The notion of work-life balance is now a well-established and important consideration for us all, and it is clear how quickly it has become a priority, both for employees and for bosses looking to do right by their staff.
Young jobseekers today are aware they are going to be working for a long time; 40 or 50 years in all likelihood. Enjoyment and fulfillment are the new priorities, and finding a job that allows these desires to be met is crucial.
Plan of action
Unlimited holiday time is one approach that might be worth considering, and has started to be introduced in some forward-thinking businesses. Tara Sinclair also reports that searches across Indeed’s sites for ‘flexible jobs’ have reached a three-year high.
Allowing staff to work from home, or remotely, could be another effective idea. It can often boost the employee’s productivity by allowing them to avoid the stress and time of rush hour travel; it can ease the strain of juggling personal or family commitments and work; it can empower employees, entrusting them to work more efficiently.
Personal growth and improvement is also increasingly important. The chance to learn new skills, as well as gain valuable real world experience while doing a job, is a highly attractive proposition for jobseekers and employees looking to improve both their future career prospects and their own individual sense of worth. Of course, training does not come for free, but investment in existing staff is a mutually beneficial course of action in many cases.
What all of the non-salary elements of a job combine to do is increase staff loyalty. For an employee with other job offers are on the table, it can become a case of weighing up whether a 5% pay boost for jumping ship is more valuable than the balance of life their current role gives them.
The grass isn’t always greener on the other side, but talented employees are often tempted to peer over it when salary competition between employers is so intense.
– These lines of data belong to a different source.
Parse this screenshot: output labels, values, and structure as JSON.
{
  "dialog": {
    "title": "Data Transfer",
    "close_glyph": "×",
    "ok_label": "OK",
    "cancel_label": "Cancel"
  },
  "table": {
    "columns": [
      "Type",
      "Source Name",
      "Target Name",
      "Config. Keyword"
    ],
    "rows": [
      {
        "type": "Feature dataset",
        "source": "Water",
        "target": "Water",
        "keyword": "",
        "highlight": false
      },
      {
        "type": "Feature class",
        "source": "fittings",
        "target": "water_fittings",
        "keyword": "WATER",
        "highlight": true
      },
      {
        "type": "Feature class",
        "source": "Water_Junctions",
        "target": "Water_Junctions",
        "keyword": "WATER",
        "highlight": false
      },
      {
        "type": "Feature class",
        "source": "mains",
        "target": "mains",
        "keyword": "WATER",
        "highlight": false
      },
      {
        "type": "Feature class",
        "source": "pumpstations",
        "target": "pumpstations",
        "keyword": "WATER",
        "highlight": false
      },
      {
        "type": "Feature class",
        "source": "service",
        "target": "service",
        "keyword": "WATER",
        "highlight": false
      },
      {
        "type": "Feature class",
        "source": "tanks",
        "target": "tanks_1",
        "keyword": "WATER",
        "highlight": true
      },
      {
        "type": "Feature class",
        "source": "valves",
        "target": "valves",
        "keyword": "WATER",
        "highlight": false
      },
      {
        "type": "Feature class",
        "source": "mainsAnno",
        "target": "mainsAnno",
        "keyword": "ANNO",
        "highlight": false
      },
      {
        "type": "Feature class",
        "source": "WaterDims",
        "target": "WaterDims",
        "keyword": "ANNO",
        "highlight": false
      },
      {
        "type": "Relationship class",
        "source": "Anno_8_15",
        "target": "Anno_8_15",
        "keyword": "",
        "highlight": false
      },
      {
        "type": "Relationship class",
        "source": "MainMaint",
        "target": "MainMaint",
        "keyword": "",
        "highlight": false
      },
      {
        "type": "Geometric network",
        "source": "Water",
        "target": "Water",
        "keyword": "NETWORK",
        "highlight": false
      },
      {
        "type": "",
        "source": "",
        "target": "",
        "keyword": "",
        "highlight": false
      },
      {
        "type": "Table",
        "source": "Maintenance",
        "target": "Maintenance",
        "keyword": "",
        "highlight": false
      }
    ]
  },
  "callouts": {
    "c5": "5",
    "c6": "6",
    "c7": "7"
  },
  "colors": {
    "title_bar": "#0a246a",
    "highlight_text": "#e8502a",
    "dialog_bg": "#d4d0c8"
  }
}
In the current tight labour market, employers should boost their ability to both recruit and retain talent by looking beyond their salary levels. Just as a happy workplace is more than the sum of its staff, happy staff see their job as more than just a paypacket.